--- START ---

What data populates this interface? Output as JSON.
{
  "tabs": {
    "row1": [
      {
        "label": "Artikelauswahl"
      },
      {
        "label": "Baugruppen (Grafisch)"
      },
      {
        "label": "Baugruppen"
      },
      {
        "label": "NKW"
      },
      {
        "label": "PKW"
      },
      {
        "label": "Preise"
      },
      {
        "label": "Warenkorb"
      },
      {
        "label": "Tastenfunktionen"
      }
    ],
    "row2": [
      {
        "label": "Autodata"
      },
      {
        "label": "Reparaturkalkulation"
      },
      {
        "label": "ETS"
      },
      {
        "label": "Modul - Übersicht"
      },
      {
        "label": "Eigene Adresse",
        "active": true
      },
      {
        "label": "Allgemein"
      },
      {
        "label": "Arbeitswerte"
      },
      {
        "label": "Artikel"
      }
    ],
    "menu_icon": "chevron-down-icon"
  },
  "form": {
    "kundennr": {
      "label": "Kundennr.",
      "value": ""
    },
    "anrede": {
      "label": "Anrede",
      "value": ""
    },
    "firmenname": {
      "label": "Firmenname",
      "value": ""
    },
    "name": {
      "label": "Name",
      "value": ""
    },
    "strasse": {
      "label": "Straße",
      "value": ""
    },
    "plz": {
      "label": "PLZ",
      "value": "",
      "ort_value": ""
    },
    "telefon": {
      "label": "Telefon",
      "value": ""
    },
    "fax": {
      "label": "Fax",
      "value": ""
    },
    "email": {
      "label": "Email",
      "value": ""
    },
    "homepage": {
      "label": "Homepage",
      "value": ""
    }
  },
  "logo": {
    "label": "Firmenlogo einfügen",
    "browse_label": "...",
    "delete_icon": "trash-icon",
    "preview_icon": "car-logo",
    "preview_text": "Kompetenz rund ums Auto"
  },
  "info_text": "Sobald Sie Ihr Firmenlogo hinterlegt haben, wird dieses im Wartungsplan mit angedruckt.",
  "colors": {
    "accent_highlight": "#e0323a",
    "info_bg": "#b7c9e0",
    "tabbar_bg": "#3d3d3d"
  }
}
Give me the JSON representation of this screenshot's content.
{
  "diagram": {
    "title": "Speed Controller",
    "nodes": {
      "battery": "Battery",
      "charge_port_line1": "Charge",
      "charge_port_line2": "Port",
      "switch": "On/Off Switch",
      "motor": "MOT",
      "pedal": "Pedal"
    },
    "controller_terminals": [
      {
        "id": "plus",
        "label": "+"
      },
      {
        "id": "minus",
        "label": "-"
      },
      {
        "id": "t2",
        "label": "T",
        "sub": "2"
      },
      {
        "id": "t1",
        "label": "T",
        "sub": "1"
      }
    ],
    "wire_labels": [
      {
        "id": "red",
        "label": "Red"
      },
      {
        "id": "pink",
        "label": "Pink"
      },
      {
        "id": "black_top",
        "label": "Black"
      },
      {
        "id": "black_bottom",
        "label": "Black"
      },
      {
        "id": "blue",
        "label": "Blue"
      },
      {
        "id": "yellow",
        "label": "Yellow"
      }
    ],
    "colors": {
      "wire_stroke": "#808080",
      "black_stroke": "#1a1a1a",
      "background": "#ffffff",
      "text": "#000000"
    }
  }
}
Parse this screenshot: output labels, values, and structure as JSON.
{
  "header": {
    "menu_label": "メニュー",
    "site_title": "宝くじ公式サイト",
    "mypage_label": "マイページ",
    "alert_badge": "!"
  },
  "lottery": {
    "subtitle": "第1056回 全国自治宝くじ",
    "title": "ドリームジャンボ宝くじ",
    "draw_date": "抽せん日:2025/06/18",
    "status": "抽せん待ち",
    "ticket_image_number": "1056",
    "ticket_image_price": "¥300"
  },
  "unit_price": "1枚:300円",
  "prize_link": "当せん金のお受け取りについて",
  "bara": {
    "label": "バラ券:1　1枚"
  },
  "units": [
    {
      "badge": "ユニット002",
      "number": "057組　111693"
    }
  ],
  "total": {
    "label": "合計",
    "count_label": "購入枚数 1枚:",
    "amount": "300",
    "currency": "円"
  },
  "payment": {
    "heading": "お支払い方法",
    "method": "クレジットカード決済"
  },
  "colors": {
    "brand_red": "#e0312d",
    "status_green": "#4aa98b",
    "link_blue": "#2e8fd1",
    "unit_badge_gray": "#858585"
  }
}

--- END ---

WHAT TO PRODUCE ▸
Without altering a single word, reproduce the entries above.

RESPONSE AREA ▸
What data populates this interface? Output as JSON.
{
  "tabs": {
    "row1": [
      {
        "label": "Artikelauswahl"
      },
      {
        "label": "Baugruppen (Grafisch)"
      },
      {
        "label": "Baugruppen"
      },
      {
        "label": "NKW"
      },
      {
        "label": "PKW"
      },
      {
        "label": "Preise"
      },
      {
        "label": "Warenkorb"
      },
      {
        "label": "Tastenfunktionen"
      }
    ],
    "row2": [
      {
        "label": "Autodata"
      },
      {
        "label": "Reparaturkalkulation"
      },
      {
        "label": "ETS"
      },
      {
        "label": "Modul - Übersicht"
      },
      {
        "label": "Eigene Adresse",
        "active": true
      },
      {
        "label": "Allgemein"
      },
      {
        "label": "Arbeitswerte"
      },
      {
        "label": "Artikel"
      }
    ],
    "menu_icon": "chevron-down-icon"
  },
  "form": {
    "kundennr": {
      "label": "Kundennr.",
      "value": ""
    },
    "anrede": {
      "label": "Anrede",
      "value": ""
    },
    "firmenname": {
      "label": "Firmenname",
      "value": ""
    },
    "name": {
      "label": "Name",
      "value": ""
    },
    "strasse": {
      "label": "Straße",
      "value": ""
    },
    "plz": {
      "label": "PLZ",
      "value": "",
      "ort_value": ""
    },
    "telefon": {
      "label": "Telefon",
      "value": ""
    },
    "fax": {
      "label": "Fax",
      "value": ""
    },
    "email": {
      "label": "Email",
      "value": ""
    },
    "homepage": {
      "label": "Homepage",
      "value": ""
    }
  },
  "logo": {
    "label": "Firmenlogo einfügen",
    "browse_label": "...",
    "delete_icon": "trash-icon",
    "preview_icon": "car-logo",
    "preview_text": "Kompetenz rund ums Auto"
  },
  "info_text": "Sobald Sie Ihr Firmenlogo hinterlegt haben, wird dieses im Wartungsplan mit angedruckt.",
  "colors": {
    "accent_highlight": "#e0323a",
    "info_bg": "#b7c9e0",
    "tabbar_bg": "#3d3d3d"
  }
}
Give me the JSON representation of this screenshot's content.
{
  "diagram": {
    "title": "Speed Controller",
    "nodes": {
      "battery": "Battery",
      "charge_port_line1": "Charge",
      "charge_port_line2": "Port",
      "switch": "On/Off Switch",
      "motor": "MOT",
      "pedal": "Pedal"
    },
    "controller_terminals": [
      {
        "id": "plus",
        "label": "+"
      },
      {
        "id": "minus",
        "label": "-"
      },
      {
        "id": "t2",
        "label": "T",
        "sub": "2"
      },
      {
        "id": "t1",
        "label": "T",
        "sub": "1"
      }
    ],
    "wire_labels": [
      {
        "id": "red",
        "label": "Red"
      },
      {
        "id": "pink",
        "label": "Pink"
      },
      {
        "id": "black_top",
        "label": "Black"
      },
      {
        "id": "black_bottom",
        "label": "Black"
      },
      {
        "id": "blue",
        "label": "Blue"
      },
      {
        "id": "yellow",
        "label": "Yellow"
      }
    ],
    "colors": {
      "wire_stroke": "#808080",
      "black_stroke": "#1a1a1a",
      "background": "#ffffff",
      "text": "#000000"
    }
  }
}
Parse this screenshot: output labels, values, and structure as JSON.
{
  "header": {
    "menu_label": "メニュー",
    "site_title": "宝くじ公式サイト",
    "mypage_label": "マイページ",
    "alert_badge": "!"
  },
  "lottery": {
    "subtitle": "第1056回 全国自治宝くじ",
    "title": "ドリームジャンボ宝くじ",
    "draw_date": "抽せん日:2025/06/18",
    "status": "抽せん待ち",
    "ticket_image_number": "1056",
    "ticket_image_price": "¥300"
  },
  "unit_price": "1枚:300円",
  "prize_link": "当せん金のお受け取りについて",
  "bara": {
    "label": "バラ券:1　1枚"
  },
  "units": [
    {
      "badge": "ユニット002",
      "number": "057組　111693"
    }
  ],
  "total": {
    "label": "合計",
    "count_label": "購入枚数 1枚:",
    "amount": "300",
    "currency": "円"
  },
  "payment": {
    "heading": "お支払い方法",
    "method": "クレジットカード決済"
  },
  "colors": {
    "brand_red": "#e0312d",
    "status_green": "#4aa98b",
    "link_blue": "#2e8fd1",
    "unit_badge_gray": "#858585"
  }
}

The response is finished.